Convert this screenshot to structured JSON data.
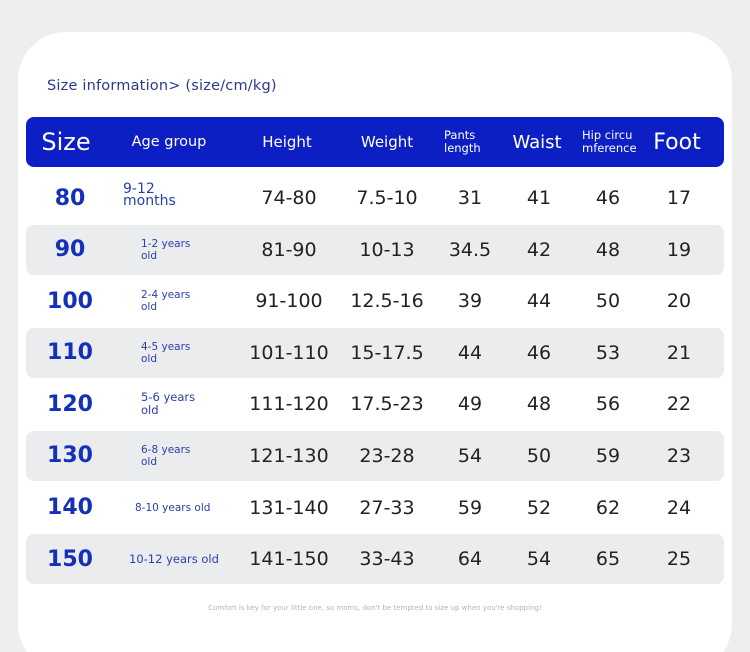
{
  "title": "Size information> (size/cm/kg)",
  "header": {
    "size": "Size",
    "age_group": "Age group",
    "height": "Height",
    "weight": "Weight",
    "pants_length_1": "Pants",
    "pants_length_2": "length",
    "waist": "Waist",
    "hip_1": "Hip circu",
    "hip_2": "mference",
    "foot": "Foot"
  },
  "rows": [
    {
      "size": "80",
      "age_1": "9-12 months",
      "age_2": "",
      "height": "74-80",
      "weight": "7.5-10",
      "pants": "31",
      "waist": "41",
      "hip": "46",
      "foot": "17"
    },
    {
      "size": "90",
      "age_1": "1-2 years",
      "age_2": "old",
      "height": "81-90",
      "weight": "10-13",
      "pants": "34.5",
      "waist": "42",
      "hip": "48",
      "foot": "19"
    },
    {
      "size": "100",
      "age_1": "2-4 years",
      "age_2": "old",
      "height": "91-100",
      "weight": "12.5-16",
      "pants": "39",
      "waist": "44",
      "hip": "50",
      "foot": "20"
    },
    {
      "size": "110",
      "age_1": "4-5 years",
      "age_2": "old",
      "height": "101-110",
      "weight": "15-17.5",
      "pants": "44",
      "waist": "46",
      "hip": "53",
      "foot": "21"
    },
    {
      "size": "120",
      "age_1": "5-6 years",
      "age_2": "old",
      "height": "111-120",
      "weight": "17.5-23",
      "pants": "49",
      "waist": "48",
      "hip": "56",
      "foot": "22"
    },
    {
      "size": "130",
      "age_1": "6-8 years",
      "age_2": "old",
      "height": "121-130",
      "weight": "23-28",
      "pants": "54",
      "waist": "50",
      "hip": "59",
      "foot": "23"
    },
    {
      "size": "140",
      "age_1": "8-10 years old",
      "age_2": "",
      "height": "131-140",
      "weight": "27-33",
      "pants": "59",
      "waist": "52",
      "hip": "62",
      "foot": "24"
    },
    {
      "size": "150",
      "age_1": "10-12 years old",
      "age_2": "",
      "height": "141-150",
      "weight": "33-43",
      "pants": "64",
      "waist": "54",
      "hip": "65",
      "foot": "25"
    }
  ],
  "footer": "Comfort is key for your little one, so moms, don't be tempted to size up when you're shopping!",
  "colors": {
    "header_bg": "#0b1fc4",
    "size_text": "#1530b8",
    "row_shade": "#ebecee"
  }
}
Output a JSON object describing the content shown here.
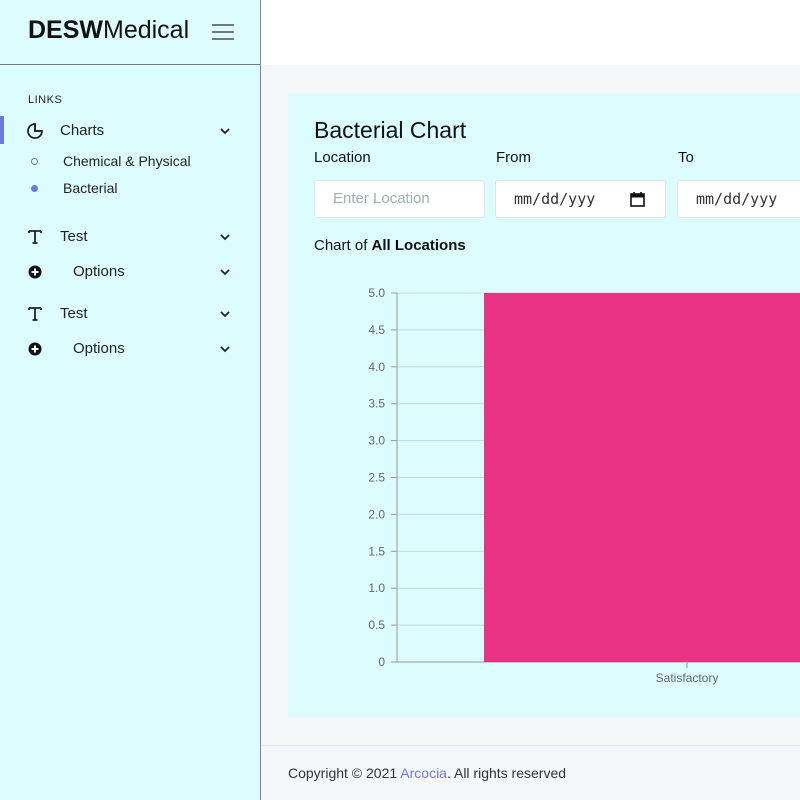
{
  "brand": {
    "bold": "DESW",
    "regular": "Medical"
  },
  "sidebar": {
    "section_title": "LINKS",
    "charts_label": "Charts",
    "sub_items": [
      {
        "label": "Chemical & Physical",
        "state": "inactive"
      },
      {
        "label": "Bacterial",
        "state": "active"
      }
    ],
    "groups": [
      {
        "test_label": "Test",
        "options_label": "Options"
      },
      {
        "test_label": "Test",
        "options_label": "Options"
      }
    ]
  },
  "card": {
    "title": "Bacterial Chart",
    "location_label": "Location",
    "location_placeholder": "Enter Location",
    "from_label": "From",
    "from_value": "mm/dd/yyy",
    "to_label": "To",
    "to_value": "mm/dd/yyy",
    "caption_prefix": "Chart of ",
    "caption_bold": "All Locations"
  },
  "chart_data": {
    "type": "bar",
    "categories": [
      "Satisfactory"
    ],
    "values": [
      5
    ],
    "ylim": [
      0,
      5
    ],
    "yticks": [
      "0",
      "0.5",
      "1.0",
      "1.5",
      "2.0",
      "2.5",
      "3.0",
      "3.5",
      "4.0",
      "4.5",
      "5.0"
    ],
    "bar_color": "#e83385",
    "grid": true
  },
  "footer": {
    "prefix": "Copyright © 2021 ",
    "link": "Arcocia",
    "suffix": ". All rights reserved"
  },
  "colors": {
    "sidebar_bg": "#dcfcfd",
    "accent": "#6c7ae0",
    "bar": "#e83385"
  }
}
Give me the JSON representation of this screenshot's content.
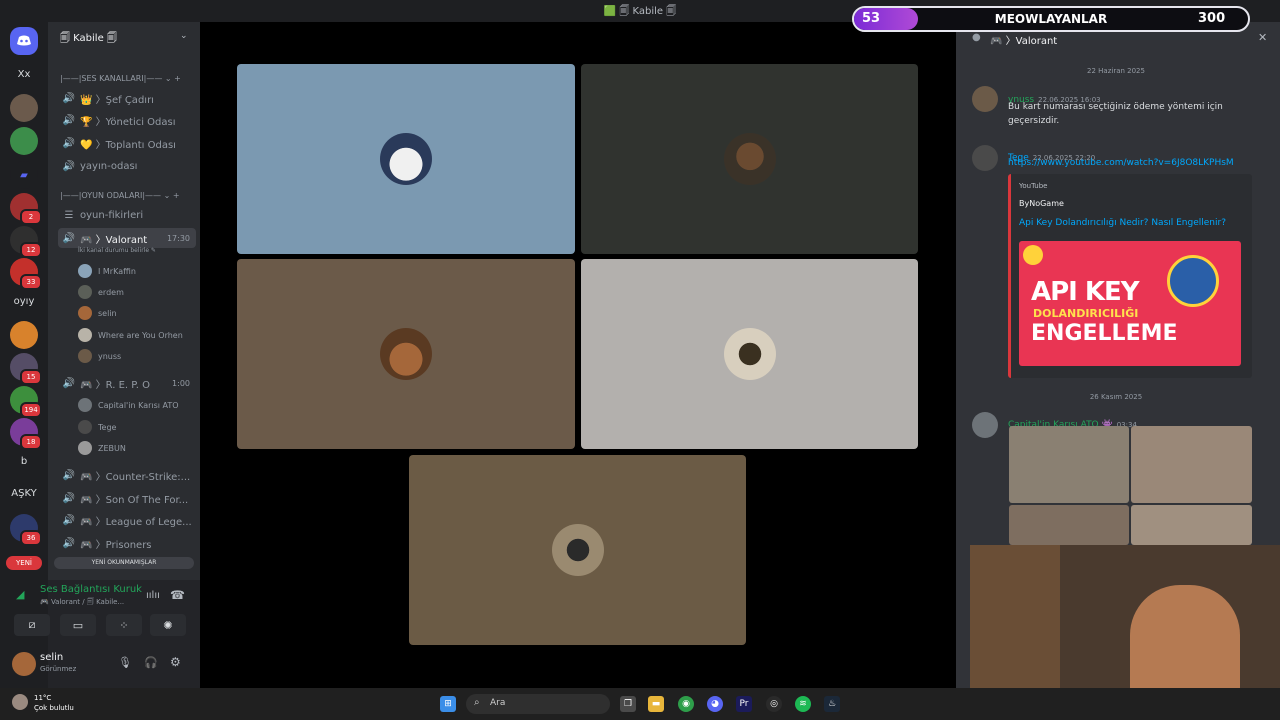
{
  "window": {
    "title": "🟩 🗐 Kabile 🗐"
  },
  "rail": {
    "items": [
      {
        "label": "Xx",
        "badge": ""
      },
      {
        "label": "",
        "badge": ""
      },
      {
        "label": "",
        "badge": ""
      },
      {
        "label": "",
        "badge": "2"
      },
      {
        "label": "",
        "badge": "12"
      },
      {
        "label": "",
        "badge": "33"
      },
      {
        "label": "oyıy",
        "badge": ""
      },
      {
        "label": "",
        "badge": ""
      },
      {
        "label": "",
        "badge": "15"
      },
      {
        "label": "",
        "badge": "194"
      },
      {
        "label": "",
        "badge": "18"
      },
      {
        "label": "b",
        "badge": ""
      },
      {
        "label": "AŞKY",
        "badge": ""
      },
      {
        "label": "",
        "badge": "36"
      }
    ],
    "new_label": "YENİ"
  },
  "sidebar": {
    "server_name": "🗐 Kabile 🗐",
    "categories": [
      {
        "label": "|——|SES KANALLARI|—— ⌄ +"
      },
      {
        "label": "|——|OYUN ODALARI|—— ⌄ +"
      }
    ],
    "channels": [
      {
        "label": "👑 〉Şef Çadırı"
      },
      {
        "label": "🏆 〉Yönetici Odası"
      },
      {
        "label": "💛 〉Toplantı Odası"
      },
      {
        "label": "yayın-odası"
      },
      {
        "label": "oyun-fikirleri"
      },
      {
        "label": "🎮 〉Valorant",
        "time": "17:30",
        "sub": "İki kanal durumu belirle ✎"
      },
      {
        "label": "🎮 〉R. E. P. O",
        "time": "1:00"
      },
      {
        "label": "🎮 〉Counter-Strike:..."
      },
      {
        "label": "🎮 〉Son Of The For..."
      },
      {
        "label": "🎮 〉League of Lege..."
      },
      {
        "label": "🎮 〉Prisoners"
      }
    ],
    "valorant_members": [
      "I MrKaffin",
      "erdem",
      "selin",
      "Where are You Orhen",
      "ynuss"
    ],
    "repo_members": [
      "Capital'in Karısı ATO",
      "Tege",
      "ZEBUN"
    ],
    "unread_label": "YENİ OKUNMAMIŞLAR",
    "voice_status": "Ses Bağlantısı Kuruk",
    "voice_sub": "🎮 Valorant / 🗐 Kabile...",
    "user_name": "selin",
    "user_status": "Görünmez"
  },
  "chat": {
    "channel_title": "🎮 〉Valorant",
    "dates": [
      "22 Haziran 2025",
      "26 Kasım 2025"
    ],
    "messages": [
      {
        "author": "ynuss",
        "time": "22.06.2025 16:03",
        "text": "Bu kart numarası seçtiğiniz ödeme yöntemi için geçersizdir."
      },
      {
        "author": "Tege",
        "time": "22.06.2025 22:20",
        "text": "https://www.youtube.com/watch?v=6J8O8LKPHsM"
      },
      {
        "author": "Capital'in Karısı ATO 👾",
        "time": "03:34",
        "text": ""
      }
    ],
    "embed": {
      "provider": "YouTube",
      "author": "ByNoGame",
      "title": "Api Key Dolandırıcılığı Nedir? Nasıl Engellenir?",
      "thumb_line1": "API KEY",
      "thumb_line2": "DOLANDIRICILIĞI",
      "thumb_line3": "ENGELLEME"
    }
  },
  "overlay": {
    "left_value": "53",
    "name": "MEOWLAYANLAR",
    "right_value": "300"
  },
  "taskbar": {
    "weather_temp": "11°C",
    "weather_text": "Çok bulutlu",
    "search_placeholder": "Ara"
  },
  "colors": {
    "green": "#23a55a",
    "link": "#00a8fc",
    "accent": "#5865f2",
    "overlay_purple": "#a53bd6"
  }
}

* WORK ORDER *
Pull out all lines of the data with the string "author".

* ANSWER *
        "author": "ynuss",
        "author": "Tege",
        "author": "Capital'in Karısı ATO 👾",
      "author": "ByNoGame",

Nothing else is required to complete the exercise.